6. Take advantage of adjustments and credits.
Review your corporate benefits and maximize your Cafeteria plan options. These plans allow for you to pay for childcare, health expenses, and parking/transit expenses on a tax favored basis. They are often called HSA (health savings account, FSA (flexible spending arrangement), DCP (Dependent Care Program), and Parking and Transit. Routing your expenses through these accounts can create significant tax savings! Popular current tax credits include purchasing qualifying electric vehicles or solar equipment.



7. Use your IRA RMD for charitable giving.
If you’re over 70½ and subject to required minimum distributions, consider making your charitable contributions directly from your IRA to your favorite charity. The qualified charitable distribution satisfies your RMD, and the distribution is not reported as income to you. For those who are no longer itemizing deductions, this charitable gift can still reduce your taxable income.


8. Manage your standard deductions to minimize taxes.
If your annual itemized deductions are close to the standard deduction amount, consider trying to “bunch” your actual deductions into one tax year to maximize your tax deductions, such as charitable contributions. Strategically, you can plan to use actual deductions and the standard deduction in alternating years and consider utilizing donor-advised funds to accomplish this goal. As a reminder, state taxes along with property taxes are now maxed at $10k per year so it may not make sense to accelerate paying your property taxes in the current year, if your municipality allows you to do so.

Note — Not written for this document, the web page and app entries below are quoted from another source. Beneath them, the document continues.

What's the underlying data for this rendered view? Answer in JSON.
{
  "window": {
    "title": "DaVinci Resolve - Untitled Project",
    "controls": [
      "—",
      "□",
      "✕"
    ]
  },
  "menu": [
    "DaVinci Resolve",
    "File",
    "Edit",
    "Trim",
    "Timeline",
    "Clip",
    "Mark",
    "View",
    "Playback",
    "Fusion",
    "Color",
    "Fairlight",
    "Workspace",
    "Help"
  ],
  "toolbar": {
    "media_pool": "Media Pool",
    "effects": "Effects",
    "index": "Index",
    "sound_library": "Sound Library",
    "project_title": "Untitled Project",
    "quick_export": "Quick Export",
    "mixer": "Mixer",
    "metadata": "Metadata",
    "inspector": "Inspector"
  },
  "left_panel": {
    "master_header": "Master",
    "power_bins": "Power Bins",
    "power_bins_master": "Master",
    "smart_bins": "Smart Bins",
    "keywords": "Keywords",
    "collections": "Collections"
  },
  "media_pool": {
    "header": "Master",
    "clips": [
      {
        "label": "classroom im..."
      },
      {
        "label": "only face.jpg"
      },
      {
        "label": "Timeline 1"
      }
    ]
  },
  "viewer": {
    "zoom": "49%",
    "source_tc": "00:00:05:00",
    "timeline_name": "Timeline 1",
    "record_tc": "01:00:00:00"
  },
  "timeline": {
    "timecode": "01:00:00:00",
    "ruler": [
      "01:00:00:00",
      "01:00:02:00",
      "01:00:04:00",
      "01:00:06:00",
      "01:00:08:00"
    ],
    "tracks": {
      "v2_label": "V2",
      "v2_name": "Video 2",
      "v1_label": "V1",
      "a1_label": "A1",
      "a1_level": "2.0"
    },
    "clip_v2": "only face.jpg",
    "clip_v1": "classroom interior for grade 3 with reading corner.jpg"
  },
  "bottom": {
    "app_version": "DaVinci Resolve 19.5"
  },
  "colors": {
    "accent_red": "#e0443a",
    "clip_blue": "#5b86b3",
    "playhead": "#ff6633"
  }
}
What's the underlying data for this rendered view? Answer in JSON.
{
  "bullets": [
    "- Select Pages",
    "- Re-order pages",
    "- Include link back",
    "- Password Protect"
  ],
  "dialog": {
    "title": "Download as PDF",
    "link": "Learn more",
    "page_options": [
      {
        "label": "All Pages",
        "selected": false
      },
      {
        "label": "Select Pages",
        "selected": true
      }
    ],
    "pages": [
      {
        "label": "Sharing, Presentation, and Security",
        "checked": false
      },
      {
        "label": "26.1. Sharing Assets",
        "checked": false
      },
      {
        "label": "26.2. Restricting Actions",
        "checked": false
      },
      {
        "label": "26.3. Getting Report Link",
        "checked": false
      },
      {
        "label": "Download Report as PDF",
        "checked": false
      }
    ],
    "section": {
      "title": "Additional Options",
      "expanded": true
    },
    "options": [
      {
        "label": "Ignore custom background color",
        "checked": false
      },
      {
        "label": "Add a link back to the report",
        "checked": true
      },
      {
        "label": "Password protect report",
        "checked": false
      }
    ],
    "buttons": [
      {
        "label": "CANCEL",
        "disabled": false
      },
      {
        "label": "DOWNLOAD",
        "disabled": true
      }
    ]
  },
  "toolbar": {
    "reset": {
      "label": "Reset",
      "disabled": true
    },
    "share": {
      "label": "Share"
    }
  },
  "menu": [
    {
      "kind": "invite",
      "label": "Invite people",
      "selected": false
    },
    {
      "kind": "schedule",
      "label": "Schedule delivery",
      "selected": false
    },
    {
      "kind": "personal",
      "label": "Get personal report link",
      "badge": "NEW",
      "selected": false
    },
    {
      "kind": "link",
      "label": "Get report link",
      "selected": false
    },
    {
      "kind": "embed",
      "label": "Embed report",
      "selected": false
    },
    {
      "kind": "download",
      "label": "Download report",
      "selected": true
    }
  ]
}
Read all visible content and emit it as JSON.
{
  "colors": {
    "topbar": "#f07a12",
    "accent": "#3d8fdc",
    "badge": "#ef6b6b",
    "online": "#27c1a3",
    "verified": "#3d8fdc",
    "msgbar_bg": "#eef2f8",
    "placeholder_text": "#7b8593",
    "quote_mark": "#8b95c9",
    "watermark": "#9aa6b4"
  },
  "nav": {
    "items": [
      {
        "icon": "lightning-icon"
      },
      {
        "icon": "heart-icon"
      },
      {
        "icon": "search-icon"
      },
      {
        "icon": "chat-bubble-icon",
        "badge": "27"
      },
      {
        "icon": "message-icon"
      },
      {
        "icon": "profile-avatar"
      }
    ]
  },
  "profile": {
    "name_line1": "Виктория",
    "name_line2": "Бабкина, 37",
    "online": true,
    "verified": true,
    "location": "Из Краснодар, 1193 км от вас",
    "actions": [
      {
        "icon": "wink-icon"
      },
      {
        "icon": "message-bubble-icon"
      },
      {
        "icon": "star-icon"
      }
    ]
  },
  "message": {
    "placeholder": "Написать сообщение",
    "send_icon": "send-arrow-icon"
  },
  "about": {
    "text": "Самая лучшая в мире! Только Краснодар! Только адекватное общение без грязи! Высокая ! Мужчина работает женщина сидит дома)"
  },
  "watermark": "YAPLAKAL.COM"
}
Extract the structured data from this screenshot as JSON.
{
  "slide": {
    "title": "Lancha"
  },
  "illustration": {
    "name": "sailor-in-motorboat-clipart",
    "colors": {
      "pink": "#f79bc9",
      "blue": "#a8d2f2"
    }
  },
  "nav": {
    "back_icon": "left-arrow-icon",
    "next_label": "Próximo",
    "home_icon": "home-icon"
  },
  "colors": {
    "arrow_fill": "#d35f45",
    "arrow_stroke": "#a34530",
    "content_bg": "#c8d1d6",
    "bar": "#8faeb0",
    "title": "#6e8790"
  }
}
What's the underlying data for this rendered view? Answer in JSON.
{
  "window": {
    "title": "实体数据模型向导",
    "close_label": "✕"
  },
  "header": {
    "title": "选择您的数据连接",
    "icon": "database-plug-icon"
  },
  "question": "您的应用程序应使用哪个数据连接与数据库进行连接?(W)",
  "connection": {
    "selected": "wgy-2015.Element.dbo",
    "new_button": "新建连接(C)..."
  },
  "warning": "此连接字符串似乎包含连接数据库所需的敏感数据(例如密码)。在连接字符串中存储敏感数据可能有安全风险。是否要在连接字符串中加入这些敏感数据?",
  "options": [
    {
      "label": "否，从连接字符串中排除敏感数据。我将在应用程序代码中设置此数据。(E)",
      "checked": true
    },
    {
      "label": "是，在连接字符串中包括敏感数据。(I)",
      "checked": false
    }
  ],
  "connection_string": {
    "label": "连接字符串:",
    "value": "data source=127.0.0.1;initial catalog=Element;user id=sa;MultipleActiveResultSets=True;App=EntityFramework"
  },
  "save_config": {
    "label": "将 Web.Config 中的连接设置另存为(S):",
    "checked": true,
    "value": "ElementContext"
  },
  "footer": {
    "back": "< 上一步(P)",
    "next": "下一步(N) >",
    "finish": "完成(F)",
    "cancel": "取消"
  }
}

9. Leverage excess cash flow into tax gifting opportunities.
Take advantage of the annual gift tax exclusion, which allows you and your spouse to make tax-exempt gifts of up to $15,000 to another person every year without requiring additional IRS paperwork. Consider gifting highly appreciated assets to recipients who may be subject to lower tax liabilities.


10. Make sure to factor in life events.
Inheritance, marriage, divorce and higher education enrollment, along with retirement, can affect your tax situation in different ways. Your status on December 31st of the year determines your filing status. Make sure your advisor and tax advisor are aware of these changes with as much advanced notice as possible, as they can materially impact your overall tax rate.